Several pieces will no doubt provoke discussion, possibly controversy. Two of these are G.M.M. Coghlan’s series on cutting, and Gary Wilson’s “Yada Yada Warden.” When I first saw them I loved the former. The latter … not so much. By the next morning my opinions of them had swapped.
Wilson’s “Yada Yada Warden” is a hammer supported by twin pieces of wood giving it the swagger of a bowlegged cowboy. He has affixed a tongue to the hammer’s head and, to the tail, a parody of male genitals, complete with balls of steel. To me it represented sexual imperialism, male entitlement, perhaps even rape. However, this “kinetic shamanic totem” was intended as a tribute to Lenny Bruce’s relentless hammering away against censorship. (Its title comes from a Lenny Bruce routine.) And perhaps the way he distilled Bruce down to those “essentials” reflects the way all men are summarized and objectified: A handyman. A turkey baster. The sculpture is wedged between Frank King’s large format photos of a muscular, faceless man — “Humiliation” and “Without Consent” — bound by rope, and perhaps “muscle bound,” trapped by his own masculinity. Together they make a provocative statement, regardless of how you read them.
Coghlan’s series of photos of “cutters” was created for a project about fashion paraphernalia, and was intended to symbolize the extent to which people damage their bodies in the name of fashion and beauty. The photos packed an emotional wallop that sent me reeling. Literally. Only after I had recovered, sometime the next day, did I feel like I had been sucker punched. These photos were staged, the model bleeding the same Hershey’s chocolate syrup that coursed through Janet Leigh’s veins in “Psycho.” Moreover, the internal psychological mechanism behind self-injury is far removed from the external pressures behind foot binding, corseting, plastic surgery, and high heels. It is an interesting and well-intentioned but mixed metaphor which ultimately rings false.

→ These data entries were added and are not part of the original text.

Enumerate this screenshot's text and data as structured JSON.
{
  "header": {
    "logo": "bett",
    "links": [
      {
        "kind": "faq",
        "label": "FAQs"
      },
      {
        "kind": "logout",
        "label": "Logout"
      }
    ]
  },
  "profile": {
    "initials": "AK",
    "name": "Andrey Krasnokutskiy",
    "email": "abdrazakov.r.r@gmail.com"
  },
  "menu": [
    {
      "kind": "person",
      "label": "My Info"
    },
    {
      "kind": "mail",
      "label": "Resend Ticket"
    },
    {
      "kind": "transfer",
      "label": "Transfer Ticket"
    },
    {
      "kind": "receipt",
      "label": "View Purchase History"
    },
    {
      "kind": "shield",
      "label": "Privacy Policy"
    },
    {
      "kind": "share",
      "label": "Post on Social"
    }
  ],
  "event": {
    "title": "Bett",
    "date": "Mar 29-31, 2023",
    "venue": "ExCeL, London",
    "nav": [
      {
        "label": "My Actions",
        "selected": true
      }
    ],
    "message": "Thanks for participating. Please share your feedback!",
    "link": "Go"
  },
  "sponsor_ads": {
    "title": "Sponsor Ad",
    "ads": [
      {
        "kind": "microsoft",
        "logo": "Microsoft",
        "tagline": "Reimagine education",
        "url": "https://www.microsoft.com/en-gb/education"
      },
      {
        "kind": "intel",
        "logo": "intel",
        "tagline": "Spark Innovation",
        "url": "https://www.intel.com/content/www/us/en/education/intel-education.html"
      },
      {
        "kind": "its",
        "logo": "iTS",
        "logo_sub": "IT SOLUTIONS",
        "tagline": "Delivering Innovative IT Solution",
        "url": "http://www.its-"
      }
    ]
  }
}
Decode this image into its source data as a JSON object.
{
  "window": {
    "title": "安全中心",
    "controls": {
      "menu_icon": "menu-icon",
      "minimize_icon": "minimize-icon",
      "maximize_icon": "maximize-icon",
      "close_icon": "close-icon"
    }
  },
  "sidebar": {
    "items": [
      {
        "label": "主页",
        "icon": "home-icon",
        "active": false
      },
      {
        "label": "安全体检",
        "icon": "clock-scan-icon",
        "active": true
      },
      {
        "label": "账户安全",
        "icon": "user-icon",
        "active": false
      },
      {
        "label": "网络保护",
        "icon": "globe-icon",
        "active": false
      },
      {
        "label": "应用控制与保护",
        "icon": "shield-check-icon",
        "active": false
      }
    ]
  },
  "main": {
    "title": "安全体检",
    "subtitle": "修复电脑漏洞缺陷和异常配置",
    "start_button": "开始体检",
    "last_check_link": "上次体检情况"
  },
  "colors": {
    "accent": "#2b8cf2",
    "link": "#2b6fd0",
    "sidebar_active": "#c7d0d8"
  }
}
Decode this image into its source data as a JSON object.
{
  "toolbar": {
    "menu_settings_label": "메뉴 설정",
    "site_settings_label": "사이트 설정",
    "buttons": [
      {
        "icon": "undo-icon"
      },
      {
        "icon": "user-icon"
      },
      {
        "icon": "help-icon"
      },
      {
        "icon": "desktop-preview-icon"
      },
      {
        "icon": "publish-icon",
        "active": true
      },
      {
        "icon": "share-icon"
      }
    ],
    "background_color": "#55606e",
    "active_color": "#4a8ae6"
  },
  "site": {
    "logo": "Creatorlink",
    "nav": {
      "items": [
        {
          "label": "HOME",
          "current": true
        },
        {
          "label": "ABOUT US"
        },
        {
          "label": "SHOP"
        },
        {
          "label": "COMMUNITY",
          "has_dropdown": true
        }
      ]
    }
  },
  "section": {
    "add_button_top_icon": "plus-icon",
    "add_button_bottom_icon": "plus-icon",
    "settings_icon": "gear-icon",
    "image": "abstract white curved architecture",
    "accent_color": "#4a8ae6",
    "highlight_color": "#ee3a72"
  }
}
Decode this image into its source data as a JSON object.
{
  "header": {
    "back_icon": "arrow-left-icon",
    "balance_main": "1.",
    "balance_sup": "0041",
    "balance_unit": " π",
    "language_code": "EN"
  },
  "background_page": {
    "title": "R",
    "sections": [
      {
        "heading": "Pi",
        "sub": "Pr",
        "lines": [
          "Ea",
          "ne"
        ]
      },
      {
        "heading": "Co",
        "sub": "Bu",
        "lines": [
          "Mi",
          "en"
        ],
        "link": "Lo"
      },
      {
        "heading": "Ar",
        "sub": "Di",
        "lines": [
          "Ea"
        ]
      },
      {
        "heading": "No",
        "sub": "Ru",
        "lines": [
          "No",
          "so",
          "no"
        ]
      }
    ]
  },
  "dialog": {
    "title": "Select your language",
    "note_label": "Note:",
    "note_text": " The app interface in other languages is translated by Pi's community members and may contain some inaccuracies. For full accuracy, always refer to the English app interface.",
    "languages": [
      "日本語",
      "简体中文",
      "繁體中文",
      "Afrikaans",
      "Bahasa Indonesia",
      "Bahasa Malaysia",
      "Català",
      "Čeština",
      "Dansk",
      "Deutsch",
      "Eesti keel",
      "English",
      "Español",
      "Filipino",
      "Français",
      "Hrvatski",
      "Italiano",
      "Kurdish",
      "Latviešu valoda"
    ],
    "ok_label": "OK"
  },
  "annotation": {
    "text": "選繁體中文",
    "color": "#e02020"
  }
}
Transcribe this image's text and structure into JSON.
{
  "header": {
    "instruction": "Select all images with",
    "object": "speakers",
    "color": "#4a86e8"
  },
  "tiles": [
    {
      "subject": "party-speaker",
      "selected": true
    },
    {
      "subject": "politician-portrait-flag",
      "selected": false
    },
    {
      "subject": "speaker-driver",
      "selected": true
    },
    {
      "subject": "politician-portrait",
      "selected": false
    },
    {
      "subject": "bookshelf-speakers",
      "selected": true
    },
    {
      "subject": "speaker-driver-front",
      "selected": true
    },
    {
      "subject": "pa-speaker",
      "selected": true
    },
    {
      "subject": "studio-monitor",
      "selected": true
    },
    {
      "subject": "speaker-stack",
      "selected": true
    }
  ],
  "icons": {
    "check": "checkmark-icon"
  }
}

Coghlan chose not to photograph actual cutters because he didn’t want to support that behavior. But is photographing a person with anorexia, for example, “encouraging her,” or does it extend a measure of detachment and objectivity which may help her to understand the misperception of her body?
The curators wrote in their statement, “We invite you to think critically, to debate, to listen, to change your mind….” So I changed my mind. And just maybe I need to lighten up a little bit.
Not all body image perceptions come from visible attributes. Maia Huang has two hidden disabilities, fibromyalgia and Crohn’s disease. She writes in her statement, “My relationship to my body is a complicated one. On the one hand, I feel comfortable with the outward appearance of my body. I like the shape and physical features I’ve been endowed with. However, inside is a different story.” Huang believes that this has led to her career as an expressive arts therapist. Her mixed media painting, “Visitation,” portrays “a visitation with the divine, in a Christ-like pose of shared suffering and transcendence.”
Matthew Kowalski is a member of the Alameda Art Association and his work can also be found at their Alameda Towne Centre gallery. His inclusion in “Mirror Image” stems from his own invisible affliction: Homeless for 25 years, Kowalski felt that no one could see him, that he had “no face, no body that was acknowledged or validated.” However, his art was visible and acted as his “body image.” His “Radical Relief” abstract paintings intentionally rely upon found objects applied in print making as his contribution to reuse and repurposing. They are an expression of his positive self-image, and are the most emotionally as well as visually upbeat work in the show.
Frisbie St. is located at 204 Frisbie Street in Oakland. “Mirror Image” opens Friday, May 21, with a reception from 6 p.m. to 9 p.m. The exhibit continues on Saturday, May 22 from 2 p.m. to 9 p.m., and the closing reception is on Sunday, May 23, from 1 p.m. to 5 p.m.